Not caring for classical keeps the system cost down, as well. I like Rock, Blues, Jazz and several other genres, but I rarely listen to classical.

Finally, I'm guessing everybody who says they're at that point of the system being more than sufficient for most of their music collection has a system and a music collection that basically everybody they know believes is "over the top" - you're probably the most hard-core audiophile any of your friends know. And yet, there's something about getting to the point where the gear is sufficient and the showpiece CDs or LPs become uninteresting to listen to, that makes you question whether you're a "true" audiophile. Once again, it's easier (and cheaper!) to conclude that you don't much care. -Kirk

kthomas - couldn't agree with your post more! do they pay you more for being a true "audiophile"? fortunately most of my friends don't know what an audiophile is supposed to be so i don't have to deny being one.
I do find that when I am going to sit down and really listen, I am limited to what CD's I will listen to.

I want to listen to something that is really well recorded, musical, and has lots of "little sounds" that move around in the sound stage. Al Dimeola always fits this for me (tons of percussion and incredible guitar and piano).

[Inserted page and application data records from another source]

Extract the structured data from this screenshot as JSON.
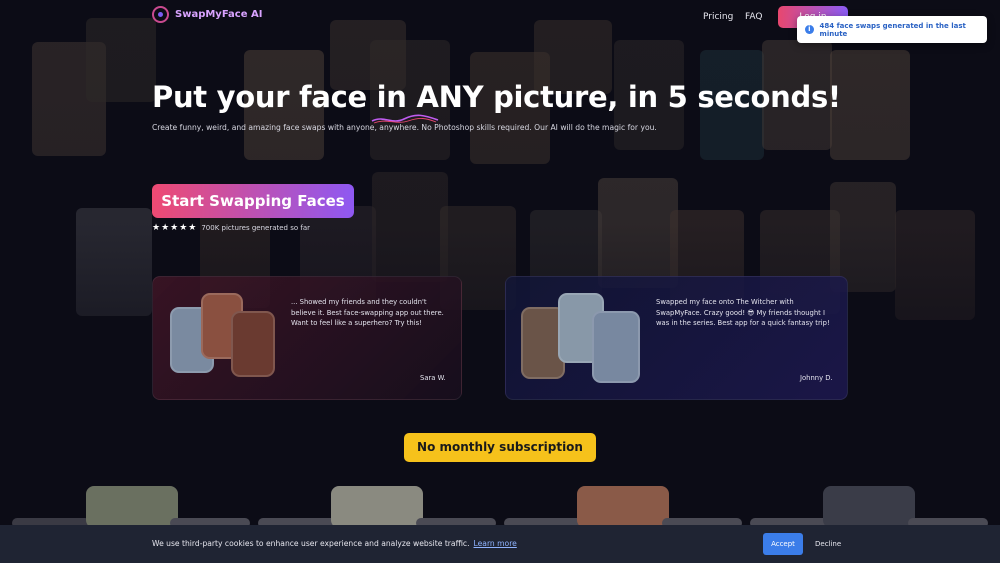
{
  "nav": {
    "brand": "SwapMyFace AI",
    "links": [
      "Pricing",
      "FAQ"
    ],
    "cta_label": "Log in"
  },
  "toast": {
    "icon": "info-icon",
    "text": "484 face swaps generated in the last minute"
  },
  "hero": {
    "title_before": "Put your face in ",
    "title_any": "ANY",
    "title_after": " picture, in 5 seconds!",
    "subtitle": "Create funny, weird, and amazing face swaps with anyone, anywhere. No Photoshop skills required. Our AI will do the magic for you.",
    "cta_label": "Start Swapping Faces",
    "stars": "★★★★★",
    "rating_text": "700K pictures generated so far"
  },
  "testimonials": [
    {
      "quote": "... Showed my friends and they couldn't believe it. Best face-swapping app out there. Want to feel like a superhero? Try this!",
      "author": "Sara W."
    },
    {
      "quote": "Swapped my face onto The Witcher with SwapMyFace. Crazy good! 😎 My friends thought I was in the series. Best app for a quick fantasy trip!",
      "author": "Johnny D."
    }
  ],
  "no_subscription_label": "No monthly subscription",
  "cookie": {
    "text": "We use third-party cookies to enhance user experience and analyze website traffic.",
    "link": "Learn more",
    "accept": "Accept",
    "decline": "Decline"
  },
  "colors": {
    "background": "#0c0c16",
    "brand_gradient_start": "#ee4a72",
    "brand_gradient_end": "#8e58f2",
    "highlight_yellow": "#f6c21b",
    "accept_blue": "#3b7de9"
  }
}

If I just have music on while I am in the house or out on the patio, it doesn't matter as much.